He’s not really going anywhere — in fact, in his new role, leading the effort to conjure up the necessary donations to fund a new state-of-the-art hospital on the Stony Brook Southampton campus, Robert Chaloner is arguably going to be working even harder to cement his legacy on the South Fork. But … what a legacy it is, even before that task is completed. As he steps down as the chief administrative officer of Stony Brook Southampton Hospital — having previously served as president and CEO of Southampton Hospital, a post he took in late 2006 — it’s worth voicing ... by Editorial Board

Three Years Later

Three years is an arbitrary marker, for sure, but it seems important to note just how long COVID-19 has been part of our everyday lives — for an alarming time, the dominant feature. It’s also important to remember that marking the third year since the start of the pandemic in no way suggests it’s entirely over: Variants are still making people sick, Americans are dying every day, the virus is assuredly still in our midst. We now have a better understanding, and better tools, including vaccines that proved essential in turning the tide against a deadly disease. We also are ... 14 Mar 2023 by Editorial Board

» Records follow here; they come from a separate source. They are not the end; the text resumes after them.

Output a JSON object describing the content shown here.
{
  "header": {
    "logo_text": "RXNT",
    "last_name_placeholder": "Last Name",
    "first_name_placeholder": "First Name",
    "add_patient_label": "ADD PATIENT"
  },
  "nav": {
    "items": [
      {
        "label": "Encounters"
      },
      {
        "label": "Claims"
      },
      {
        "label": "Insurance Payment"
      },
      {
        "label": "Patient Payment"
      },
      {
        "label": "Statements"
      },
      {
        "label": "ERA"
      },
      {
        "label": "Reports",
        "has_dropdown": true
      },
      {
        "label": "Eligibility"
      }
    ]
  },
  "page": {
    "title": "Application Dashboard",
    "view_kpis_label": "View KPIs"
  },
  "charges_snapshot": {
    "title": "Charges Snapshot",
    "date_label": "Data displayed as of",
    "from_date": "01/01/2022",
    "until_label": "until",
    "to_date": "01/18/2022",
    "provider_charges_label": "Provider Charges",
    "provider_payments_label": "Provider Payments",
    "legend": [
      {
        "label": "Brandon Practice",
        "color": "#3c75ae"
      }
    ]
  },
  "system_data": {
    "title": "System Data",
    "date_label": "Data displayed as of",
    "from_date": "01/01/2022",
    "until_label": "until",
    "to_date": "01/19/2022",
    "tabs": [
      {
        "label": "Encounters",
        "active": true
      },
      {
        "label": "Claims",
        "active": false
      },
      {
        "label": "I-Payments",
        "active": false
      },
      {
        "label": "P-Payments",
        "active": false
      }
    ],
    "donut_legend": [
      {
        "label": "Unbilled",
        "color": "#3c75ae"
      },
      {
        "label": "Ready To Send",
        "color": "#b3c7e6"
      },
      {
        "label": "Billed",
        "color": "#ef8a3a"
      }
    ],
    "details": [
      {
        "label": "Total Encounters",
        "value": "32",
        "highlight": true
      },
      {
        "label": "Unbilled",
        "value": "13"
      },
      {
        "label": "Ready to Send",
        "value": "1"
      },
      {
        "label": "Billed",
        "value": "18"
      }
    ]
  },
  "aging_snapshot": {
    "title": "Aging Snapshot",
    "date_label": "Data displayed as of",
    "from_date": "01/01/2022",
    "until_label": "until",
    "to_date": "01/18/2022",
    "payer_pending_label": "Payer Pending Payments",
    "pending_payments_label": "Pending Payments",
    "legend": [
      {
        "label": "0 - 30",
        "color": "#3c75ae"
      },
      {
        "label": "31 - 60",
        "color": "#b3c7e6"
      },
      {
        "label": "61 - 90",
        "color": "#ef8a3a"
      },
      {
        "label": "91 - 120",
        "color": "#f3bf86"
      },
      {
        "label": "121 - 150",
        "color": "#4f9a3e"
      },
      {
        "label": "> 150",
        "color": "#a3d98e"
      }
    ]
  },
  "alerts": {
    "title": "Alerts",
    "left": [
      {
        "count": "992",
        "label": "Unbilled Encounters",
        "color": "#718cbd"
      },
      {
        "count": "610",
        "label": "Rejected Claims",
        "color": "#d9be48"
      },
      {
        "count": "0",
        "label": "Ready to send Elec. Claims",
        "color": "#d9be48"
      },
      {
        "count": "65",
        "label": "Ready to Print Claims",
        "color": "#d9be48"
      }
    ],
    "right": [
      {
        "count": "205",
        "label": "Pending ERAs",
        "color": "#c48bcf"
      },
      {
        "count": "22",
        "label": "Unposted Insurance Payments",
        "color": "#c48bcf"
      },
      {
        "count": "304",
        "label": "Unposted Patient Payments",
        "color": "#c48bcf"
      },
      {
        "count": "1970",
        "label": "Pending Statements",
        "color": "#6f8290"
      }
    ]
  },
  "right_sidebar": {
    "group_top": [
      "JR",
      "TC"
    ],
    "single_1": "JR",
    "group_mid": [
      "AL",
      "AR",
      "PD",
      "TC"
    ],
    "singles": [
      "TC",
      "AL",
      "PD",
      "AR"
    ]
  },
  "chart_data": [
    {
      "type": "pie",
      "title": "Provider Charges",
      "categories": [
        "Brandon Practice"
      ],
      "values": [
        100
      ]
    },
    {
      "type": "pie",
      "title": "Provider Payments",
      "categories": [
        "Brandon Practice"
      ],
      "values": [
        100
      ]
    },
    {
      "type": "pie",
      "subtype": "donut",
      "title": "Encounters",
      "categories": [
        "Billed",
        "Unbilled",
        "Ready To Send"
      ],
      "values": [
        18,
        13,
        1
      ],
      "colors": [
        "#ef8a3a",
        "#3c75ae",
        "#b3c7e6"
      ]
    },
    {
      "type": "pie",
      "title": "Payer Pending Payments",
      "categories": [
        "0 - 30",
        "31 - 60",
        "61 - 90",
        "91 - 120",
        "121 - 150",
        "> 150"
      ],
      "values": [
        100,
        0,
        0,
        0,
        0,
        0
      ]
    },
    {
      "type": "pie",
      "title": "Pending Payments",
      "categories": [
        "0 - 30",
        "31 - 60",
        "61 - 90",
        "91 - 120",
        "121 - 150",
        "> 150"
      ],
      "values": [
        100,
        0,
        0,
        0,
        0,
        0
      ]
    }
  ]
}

The Obvious Answer

Being near the water and among nature has long been a huge draw for living on the East End, whether full-time or seasonally. But, all too often, homeowners here push back wildlife and apply chemicals that pollute the bays and estuaries. Thirsty, fertilizer-addicted and pesticide-laden rolling green lawns are dead zones for beneficial insects, birds, turtles, frogs, salamanders and other creatures, which just adds insult to injury after their habitat was cleared to accommodate the footprint of a house with a pool, driveway and more. The fact is, not all green spaces are equal. Turf lawns dotted with ornamental trees, ... by Editorial Board

Hit the Reset Button

What a mess the Marsden Street proposal has become. It’s the result of a toxic stew: school district officials hellbent on a project, with only passing interest in actually addressing opponents’ concerns, and an aggrieved community that was more interested in talking than listening. Add in a Southampton Town Board that may pull the rug out from under Sag Harbor at the last minute, and it should be in a textbook for how not to manage a major community project. To try to restore some clarity, here are a series of statements that should be considered facts, though there’s certainly ... 7 Mar 2023 by Editorial Board

A New Perspective

Last week, Southampton Town Supervisor Jay Schneiderman said something that is not controversial. Speaking about the fact that town zoning, like most of the zoning on the South Fork, is rooted in a desire to protect the environment, he pointed out that all that land preservation has largely accomplished its mission — but has created a problem. “We did a great job protecting the environment,” he said, “but we can’t really function if there’s no one to pick you up in an ambulance when you have a heart attack.” That statement is plainly true, plainly accurate. The region’s historic land ... 28 Feb 2023 by Staff Writer

The View East

Assemblyman Fred W. Thiele Jr. doesn’t mince words when he has a message to deliver that he feels isn’t landing as it should. Stony Brook University officials might have gotten their first taste of that last week, when Thiele blasted the university as “the biggest slumlord on the East End” because of the condition of the Stony Brook Southampton campus. A surprising number of buildings on the campus have ominous markings designating them as uninhabitable, including a cluster of student housing that seems like a stunning waste of resources in a market desperate for affordable places for people to live. ... 21 Feb 2023 by Editorial Board